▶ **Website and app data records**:
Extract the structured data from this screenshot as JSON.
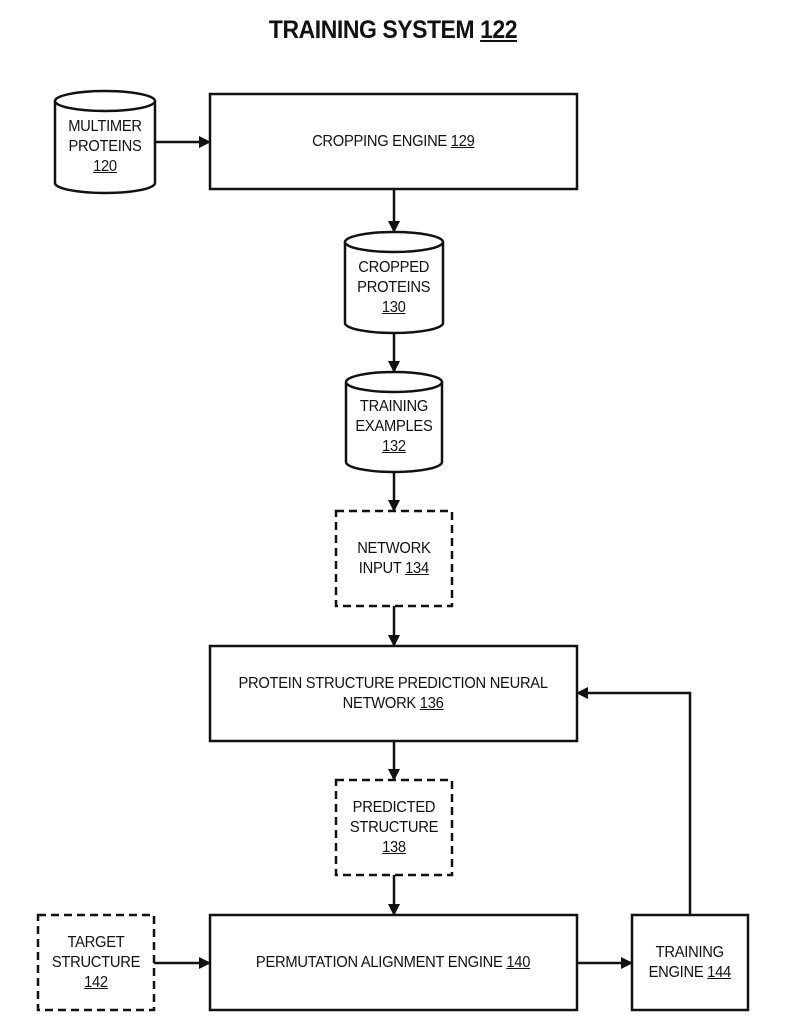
{
  "title": {
    "text": "TRAINING SYSTEM",
    "ref": "122"
  },
  "colors": {
    "stroke": "#111111",
    "background": "#ffffff"
  },
  "nodes": {
    "multimer_proteins": {
      "shape": "cylinder",
      "lines": [
        "MULTIMER",
        "PROTEINS"
      ],
      "ref": "120"
    },
    "cropping_engine": {
      "shape": "box",
      "lines": [
        "CROPPING ENGINE"
      ],
      "ref": "129"
    },
    "cropped_proteins": {
      "shape": "cylinder",
      "lines": [
        "CROPPED",
        "PROTEINS"
      ],
      "ref": "130"
    },
    "training_examples": {
      "shape": "cylinder",
      "lines": [
        "TRAINING",
        "EXAMPLES"
      ],
      "ref": "132"
    },
    "network_input": {
      "shape": "dashed-box",
      "lines": [
        "NETWORK",
        "INPUT"
      ],
      "ref": "134"
    },
    "neural_network": {
      "shape": "box",
      "lines": [
        "PROTEIN STRUCTURE PREDICTION NEURAL",
        "NETWORK"
      ],
      "ref": "136"
    },
    "predicted_structure": {
      "shape": "dashed-box",
      "lines": [
        "PREDICTED",
        "STRUCTURE"
      ],
      "ref": "138"
    },
    "permutation_alignment_engine": {
      "shape": "box",
      "lines": [
        "PERMUTATION ALIGNMENT ENGINE"
      ],
      "ref": "140"
    },
    "target_structure": {
      "shape": "dashed-box",
      "lines": [
        "TARGET",
        "STRUCTURE"
      ],
      "ref": "142"
    },
    "training_engine": {
      "shape": "box",
      "lines": [
        "TRAINING",
        "ENGINE"
      ],
      "ref": "144"
    }
  },
  "edges": [
    {
      "from": "multimer_proteins",
      "to": "cropping_engine"
    },
    {
      "from": "cropping_engine",
      "to": "cropped_proteins"
    },
    {
      "from": "cropped_proteins",
      "to": "training_examples"
    },
    {
      "from": "training_examples",
      "to": "network_input"
    },
    {
      "from": "network_input",
      "to": "neural_network"
    },
    {
      "from": "neural_network",
      "to": "predicted_structure"
    },
    {
      "from": "predicted_structure",
      "to": "permutation_alignment_engine"
    },
    {
      "from": "target_structure",
      "to": "permutation_alignment_engine"
    },
    {
      "from": "permutation_alignment_engine",
      "to": "training_engine"
    },
    {
      "from": "training_engine",
      "to": "neural_network"
    }
  ]
}
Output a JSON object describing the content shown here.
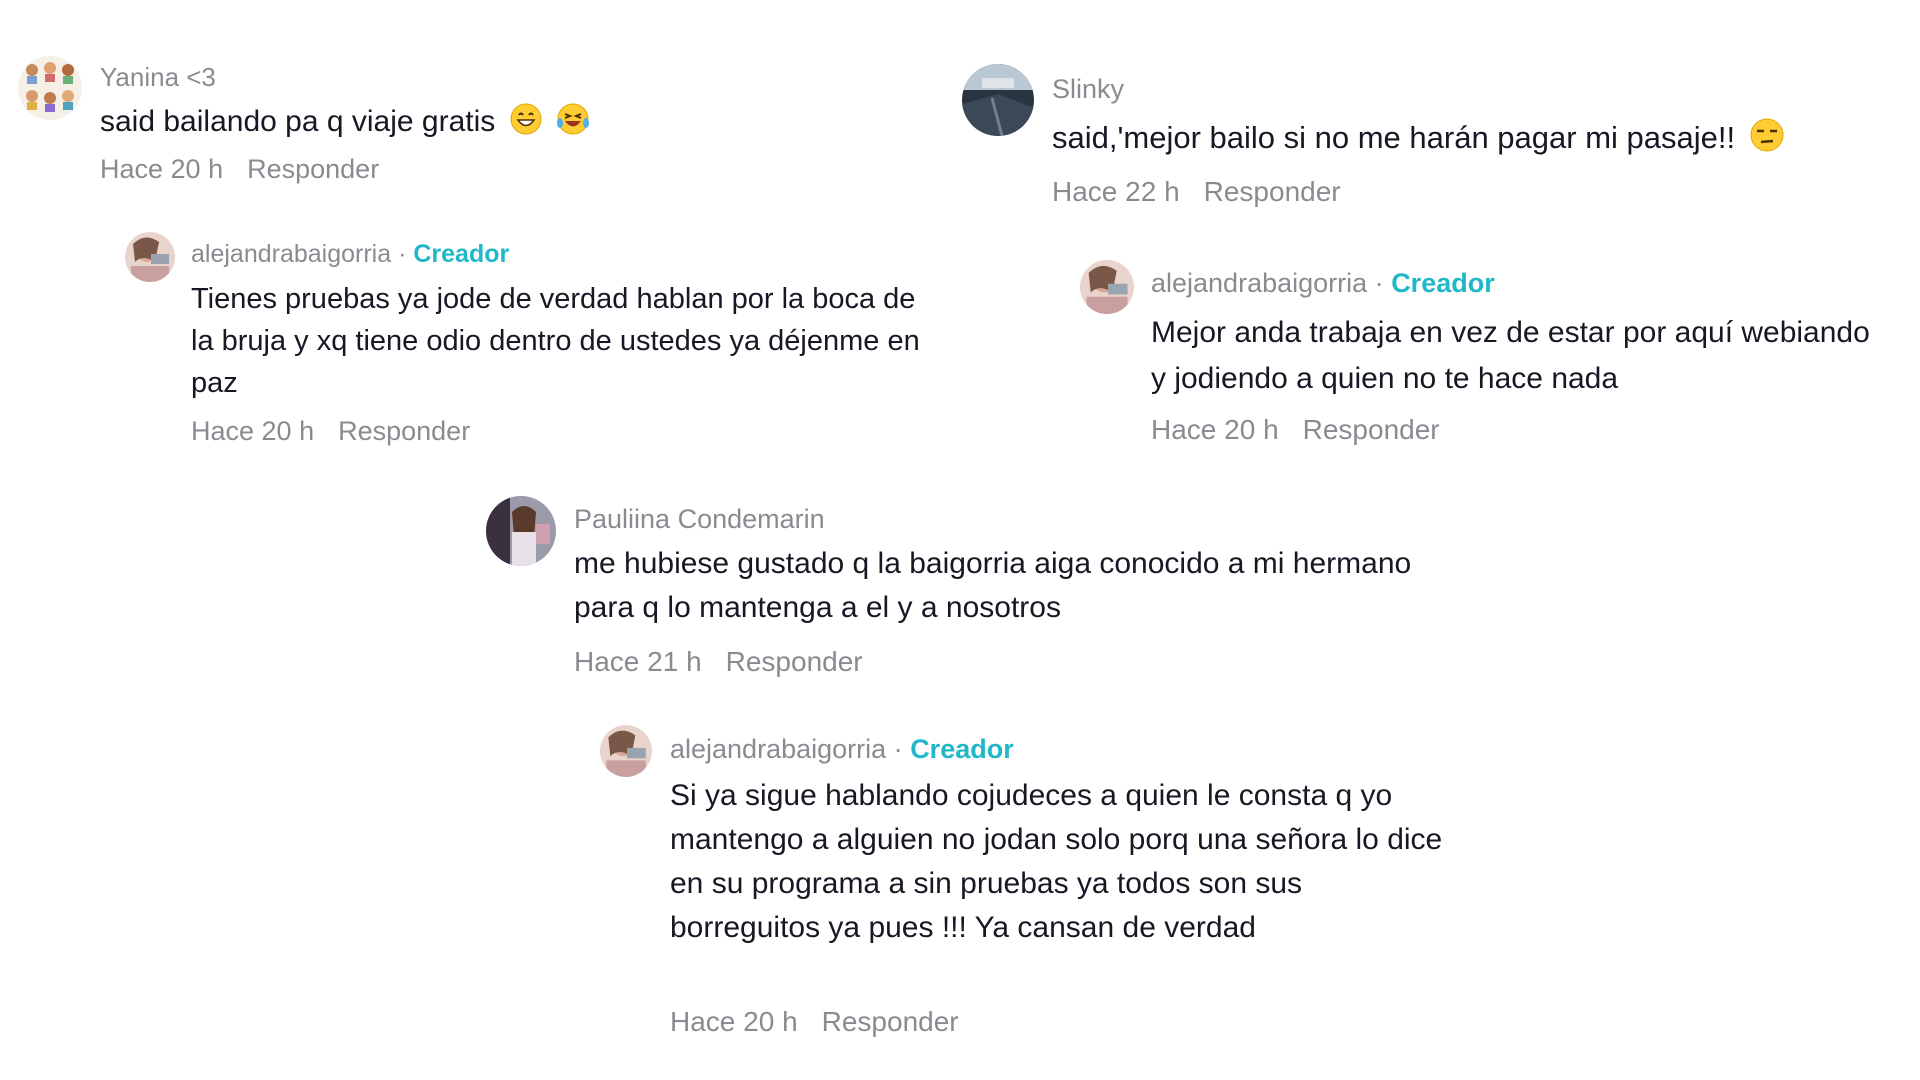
{
  "comments": [
    {
      "user": "Yanina <3",
      "text": "said bailando pa q viaje gratis",
      "time": "Hace 20 h",
      "reply": "Responder"
    },
    {
      "user": "alejandrabaigorria",
      "badge": "Creador",
      "text": "Tienes pruebas ya jode de verdad hablan por la boca de la bruja y xq tiene odio dentro de ustedes ya déjenme en paz",
      "time": "Hace 20 h",
      "reply": "Responder"
    },
    {
      "user": "Slinky",
      "text": "said,'mejor bailo si no me harán pagar mi pasaje!!",
      "time": "Hace 22 h",
      "reply": "Responder"
    },
    {
      "user": "alejandrabaigorria",
      "badge": "Creador",
      "text": "Mejor anda trabaja en vez de estar por aquí webiando y jodiendo a quien no te hace nada",
      "time": "Hace 20 h",
      "reply": "Responder"
    },
    {
      "user": "Pauliina Condemarin",
      "text": "me hubiese gustado q la baigorria aiga conocido a mi hermano para q lo mantenga a el y a nosotros",
      "time": "Hace 21 h",
      "reply": "Responder"
    },
    {
      "user": "alejandrabaigorria",
      "badge": "Creador",
      "text": "Si ya sigue hablando cojudeces a quien le consta q yo mantengo a alguien no jodan solo porq una señora lo dice en su programa a sin pruebas ya todos son sus borreguitos ya pues !!! Ya cansan de verdad",
      "time": "Hace 20 h",
      "reply": "Responder"
    }
  ],
  "separator": "·",
  "icons": {
    "grin": "grinning-emoji-icon",
    "laugh": "laughing-tears-emoji-icon",
    "unamused": "unamused-emoji-icon"
  },
  "colors": {
    "text": "#161823",
    "muted": "#8a8b91",
    "creator": "#20b8c8"
  }
}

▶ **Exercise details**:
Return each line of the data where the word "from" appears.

▶ **Response**:
Extract the structured data from this screenshot as JSON.
      "from": "multimer_proteins",
      "from": "cropping_engine",
      "from": "cropped_proteins",
      "from": "training_examples",
      "from": "network_input",
      "from": "neural_network",
      "from": "predicted_structure",
      "from": "target_structure",
      "from": "permutation_alignment_engine",
      "from": "training_engine",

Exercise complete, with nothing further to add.